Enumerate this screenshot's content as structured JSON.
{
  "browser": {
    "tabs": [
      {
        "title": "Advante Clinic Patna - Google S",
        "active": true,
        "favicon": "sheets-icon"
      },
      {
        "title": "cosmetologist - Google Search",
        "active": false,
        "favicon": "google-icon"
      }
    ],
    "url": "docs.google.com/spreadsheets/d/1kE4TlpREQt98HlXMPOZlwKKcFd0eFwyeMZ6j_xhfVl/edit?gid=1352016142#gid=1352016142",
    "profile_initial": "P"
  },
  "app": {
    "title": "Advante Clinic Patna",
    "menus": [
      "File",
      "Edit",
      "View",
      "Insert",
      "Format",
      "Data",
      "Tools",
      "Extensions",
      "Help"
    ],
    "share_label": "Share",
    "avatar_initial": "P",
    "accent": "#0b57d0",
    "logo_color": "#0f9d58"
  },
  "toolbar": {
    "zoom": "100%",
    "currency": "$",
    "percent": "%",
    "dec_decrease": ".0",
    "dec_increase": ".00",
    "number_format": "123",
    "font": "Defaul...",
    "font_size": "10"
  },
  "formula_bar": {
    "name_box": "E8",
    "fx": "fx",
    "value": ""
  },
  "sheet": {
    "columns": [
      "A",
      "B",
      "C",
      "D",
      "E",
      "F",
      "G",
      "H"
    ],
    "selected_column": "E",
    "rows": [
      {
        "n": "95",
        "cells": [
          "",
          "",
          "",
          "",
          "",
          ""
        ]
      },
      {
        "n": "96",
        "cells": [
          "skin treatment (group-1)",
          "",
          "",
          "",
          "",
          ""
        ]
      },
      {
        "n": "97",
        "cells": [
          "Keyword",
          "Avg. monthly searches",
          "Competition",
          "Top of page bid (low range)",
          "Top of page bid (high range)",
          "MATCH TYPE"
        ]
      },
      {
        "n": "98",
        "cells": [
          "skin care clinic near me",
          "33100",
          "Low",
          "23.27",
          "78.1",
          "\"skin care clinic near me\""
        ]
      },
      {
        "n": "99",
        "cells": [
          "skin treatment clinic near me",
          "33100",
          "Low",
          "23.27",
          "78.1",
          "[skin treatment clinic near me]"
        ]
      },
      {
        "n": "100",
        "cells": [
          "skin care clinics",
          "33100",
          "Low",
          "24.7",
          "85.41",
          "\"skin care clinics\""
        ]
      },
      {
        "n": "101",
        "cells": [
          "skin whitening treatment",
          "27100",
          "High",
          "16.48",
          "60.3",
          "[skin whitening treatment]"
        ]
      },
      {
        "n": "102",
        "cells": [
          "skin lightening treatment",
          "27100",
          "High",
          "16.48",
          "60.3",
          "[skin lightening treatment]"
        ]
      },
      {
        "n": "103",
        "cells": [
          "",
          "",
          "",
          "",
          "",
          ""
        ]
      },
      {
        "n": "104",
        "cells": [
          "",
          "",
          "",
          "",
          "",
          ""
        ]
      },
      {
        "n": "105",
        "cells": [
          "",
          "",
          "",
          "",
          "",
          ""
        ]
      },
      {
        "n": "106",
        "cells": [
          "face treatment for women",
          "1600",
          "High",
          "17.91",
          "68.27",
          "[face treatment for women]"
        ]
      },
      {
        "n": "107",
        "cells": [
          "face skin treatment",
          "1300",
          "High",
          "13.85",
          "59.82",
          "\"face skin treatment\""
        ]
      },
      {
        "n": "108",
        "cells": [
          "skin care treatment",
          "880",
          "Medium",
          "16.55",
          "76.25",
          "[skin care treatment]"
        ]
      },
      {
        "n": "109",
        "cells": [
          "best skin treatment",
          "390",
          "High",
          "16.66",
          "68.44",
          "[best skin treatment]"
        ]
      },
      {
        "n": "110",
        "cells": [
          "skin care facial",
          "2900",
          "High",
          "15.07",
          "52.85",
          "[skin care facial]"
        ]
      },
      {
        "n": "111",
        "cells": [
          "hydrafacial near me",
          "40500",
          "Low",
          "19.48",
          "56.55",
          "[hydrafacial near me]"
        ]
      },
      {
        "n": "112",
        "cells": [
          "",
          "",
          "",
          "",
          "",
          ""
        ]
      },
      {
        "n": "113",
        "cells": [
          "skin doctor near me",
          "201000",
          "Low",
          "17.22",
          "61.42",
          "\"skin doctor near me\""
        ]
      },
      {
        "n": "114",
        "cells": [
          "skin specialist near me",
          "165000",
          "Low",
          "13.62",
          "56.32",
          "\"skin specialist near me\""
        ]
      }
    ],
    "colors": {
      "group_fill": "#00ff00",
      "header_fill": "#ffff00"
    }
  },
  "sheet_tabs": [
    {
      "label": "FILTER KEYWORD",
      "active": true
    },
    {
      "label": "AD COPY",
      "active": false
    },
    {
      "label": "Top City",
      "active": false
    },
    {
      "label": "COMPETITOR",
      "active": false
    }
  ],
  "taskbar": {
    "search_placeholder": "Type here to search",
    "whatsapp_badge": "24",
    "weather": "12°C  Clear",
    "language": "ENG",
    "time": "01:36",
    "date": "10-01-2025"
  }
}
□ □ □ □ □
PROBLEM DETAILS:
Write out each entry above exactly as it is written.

FINISHED EXERCISE:
Enumerate this screenshot's content as structured JSON.
{
  "browser": {
    "tabs": [
      {
        "title": "Advante Clinic Patna - Google S",
        "active": true,
        "favicon": "sheets-icon"
      },
      {
        "title": "cosmetologist - Google Search",
        "active": false,
        "favicon": "google-icon"
      }
    ],
    "url": "docs.google.com/spreadsheets/d/1kE4TlpREQt98HlXMPOZlwKKcFd0eFwyeMZ6j_xhfVl/edit?gid=1352016142#gid=1352016142",
    "profile_initial": "P"
  },
  "app": {
    "title": "Advante Clinic Patna",
    "menus": [
      "File",
      "Edit",
      "View",
      "Insert",
      "Format",
      "Data",
      "Tools",
      "Extensions",
      "Help"
    ],
    "share_label": "Share",
    "avatar_initial": "P",
    "accent": "#0b57d0",
    "logo_color": "#0f9d58"
  },
  "toolbar": {
    "zoom": "100%",
    "currency": "$",
    "percent": "%",
    "dec_decrease": ".0",
    "dec_increase": ".00",
    "number_format": "123",
    "font": "Defaul...",
    "font_size": "10"
  },
  "formula_bar": {
    "name_box": "E8",
    "fx": "fx",
    "value": ""
  },
  "sheet": {
    "columns": [
      "A",
      "B",
      "C",
      "D",
      "E",
      "F",
      "G",
      "H"
    ],
    "selected_column": "E",
    "rows": [
      {
        "n": "95",
        "cells": [
          "",
          "",
          "",
          "",
          "",
          ""
        ]
      },
      {
        "n": "96",
        "cells": [
          "skin treatment (group-1)",
          "",
          "",
          "",
          "",
          ""
        ]
      },
      {
        "n": "97",
        "cells": [
          "Keyword",
          "Avg. monthly searches",
          "Competition",
          "Top of page bid (low range)",
          "Top of page bid (high range)",
          "MATCH TYPE"
        ]
      },
      {
        "n": "98",
        "cells": [
          "skin care clinic near me",
          "33100",
          "Low",
          "23.27",
          "78.1",
          "\"skin care clinic near me\""
        ]
      },
      {
        "n": "99",
        "cells": [
          "skin treatment clinic near me",
          "33100",
          "Low",
          "23.27",
          "78.1",
          "[skin treatment clinic near me]"
        ]
      },
      {
        "n": "100",
        "cells": [
          "skin care clinics",
          "33100",
          "Low",
          "24.7",
          "85.41",
          "\"skin care clinics\""
        ]
      },
      {
        "n": "101",
        "cells": [
          "skin whitening treatment",
          "27100",
          "High",
          "16.48",
          "60.3",
          "[skin whitening treatment]"
        ]
      },
      {
        "n": "102",
        "cells": [
          "skin lightening treatment",
          "27100",
          "High",
          "16.48",
          "60.3",
          "[skin lightening treatment]"
        ]
      },
      {
        "n": "103",
        "cells": [
          "",
          "",
          "",
          "",
          "",
          ""
        ]
      },
      {
        "n": "104",
        "cells": [
          "",
          "",
          "",
          "",
          "",
          ""
        ]
      },
      {
        "n": "105",
        "cells": [
          "",
          "",
          "",
          "",
          "",
          ""
        ]
      },
      {
        "n": "106",
        "cells": [
          "face treatment for women",
          "1600",
          "High",
          "17.91",
          "68.27",
          "[face treatment for women]"
        ]
      },
      {
        "n": "107",
        "cells": [
          "face skin treatment",
          "1300",
          "High",
          "13.85",
          "59.82",
          "\"face skin treatment\""
        ]
      },
      {
        "n": "108",
        "cells": [
          "skin care treatment",
          "880",
          "Medium",
          "16.55",
          "76.25",
          "[skin care treatment]"
        ]
      },
      {
        "n": "109",
        "cells": [
          "best skin treatment",
          "390",
          "High",
          "16.66",
          "68.44",
          "[best skin treatment]"
        ]
      },
      {
        "n": "110",
        "cells": [
          "skin care facial",
          "2900",
          "High",
          "15.07",
          "52.85",
          "[skin care facial]"
        ]
      },
      {
        "n": "111",
        "cells": [
          "hydrafacial near me",
          "40500",
          "Low",
          "19.48",
          "56.55",
          "[hydrafacial near me]"
        ]
      },
      {
        "n": "112",
        "cells": [
          "",
          "",
          "",
          "",
          "",
          ""
        ]
      },
      {
        "n": "113",
        "cells": [
          "skin doctor near me",
          "201000",
          "Low",
          "17.22",
          "61.42",
          "\"skin doctor near me\""
        ]
      },
      {
        "n": "114",
        "cells": [
          "skin specialist near me",
          "165000",
          "Low",
          "13.62",
          "56.32",
          "\"skin specialist near me\""
        ]
      }
    ],
    "colors": {
      "group_fill": "#00ff00",
      "header_fill": "#ffff00"
    }
  },
  "sheet_tabs": [
    {
      "label": "FILTER KEYWORD",
      "active": true
    },
    {
      "label": "AD COPY",
      "active": false
    },
    {
      "label": "Top City",
      "active": false
    },
    {
      "label": "COMPETITOR",
      "active": false
    }
  ],
  "taskbar": {
    "search_placeholder": "Type here to search",
    "whatsapp_badge": "24",
    "weather": "12°C  Clear",
    "language": "ENG",
    "time": "01:36",
    "date": "10-01-2025"
  }
}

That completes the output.